▶ WHAT IS REQUIRED
Only lines with the word "НСПД" belong in the answer; copy them from the records below.

▶ DATA UNDER STUDY
---+---

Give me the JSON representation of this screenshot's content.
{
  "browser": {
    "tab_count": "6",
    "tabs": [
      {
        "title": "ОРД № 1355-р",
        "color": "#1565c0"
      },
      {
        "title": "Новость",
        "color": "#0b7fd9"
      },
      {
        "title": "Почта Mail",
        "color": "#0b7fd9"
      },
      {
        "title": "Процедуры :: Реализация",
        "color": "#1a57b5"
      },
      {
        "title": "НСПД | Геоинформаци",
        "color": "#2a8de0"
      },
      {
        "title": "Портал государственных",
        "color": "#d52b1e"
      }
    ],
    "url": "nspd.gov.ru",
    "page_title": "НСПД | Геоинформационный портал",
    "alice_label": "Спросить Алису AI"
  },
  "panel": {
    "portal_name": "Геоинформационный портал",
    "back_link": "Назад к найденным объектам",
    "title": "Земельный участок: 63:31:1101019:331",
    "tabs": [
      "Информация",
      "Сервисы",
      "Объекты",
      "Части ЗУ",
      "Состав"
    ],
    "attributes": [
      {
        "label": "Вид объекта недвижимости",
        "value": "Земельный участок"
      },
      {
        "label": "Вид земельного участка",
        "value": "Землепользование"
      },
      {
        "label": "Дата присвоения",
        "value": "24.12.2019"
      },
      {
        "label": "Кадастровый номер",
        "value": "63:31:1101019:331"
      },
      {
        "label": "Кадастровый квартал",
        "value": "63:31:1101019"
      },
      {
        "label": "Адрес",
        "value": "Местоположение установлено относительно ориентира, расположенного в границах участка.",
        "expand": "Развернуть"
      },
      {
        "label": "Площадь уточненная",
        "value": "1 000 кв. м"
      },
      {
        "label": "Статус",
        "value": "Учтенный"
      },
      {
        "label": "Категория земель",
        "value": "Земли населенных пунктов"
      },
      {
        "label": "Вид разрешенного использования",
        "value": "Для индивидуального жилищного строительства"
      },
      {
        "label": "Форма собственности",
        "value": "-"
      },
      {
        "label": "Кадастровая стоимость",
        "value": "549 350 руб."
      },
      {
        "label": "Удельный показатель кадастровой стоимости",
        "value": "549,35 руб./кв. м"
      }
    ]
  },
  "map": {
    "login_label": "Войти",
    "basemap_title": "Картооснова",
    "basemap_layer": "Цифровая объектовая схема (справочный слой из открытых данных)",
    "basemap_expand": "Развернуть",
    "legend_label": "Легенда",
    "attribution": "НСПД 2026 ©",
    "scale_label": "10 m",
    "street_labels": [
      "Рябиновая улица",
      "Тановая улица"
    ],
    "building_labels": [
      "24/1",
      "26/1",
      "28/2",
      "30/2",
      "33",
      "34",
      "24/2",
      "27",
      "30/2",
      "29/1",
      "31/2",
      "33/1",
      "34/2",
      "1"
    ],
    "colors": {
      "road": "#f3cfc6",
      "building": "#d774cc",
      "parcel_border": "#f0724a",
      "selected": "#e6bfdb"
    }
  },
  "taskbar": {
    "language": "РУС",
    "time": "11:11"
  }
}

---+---

▶ YOUR RESPONSE
        "title": "НСПД | Геоинформаци",
    "page_title": "НСПД | Геоинформационный портал",
    "attribution": "НСПД 2026 ©",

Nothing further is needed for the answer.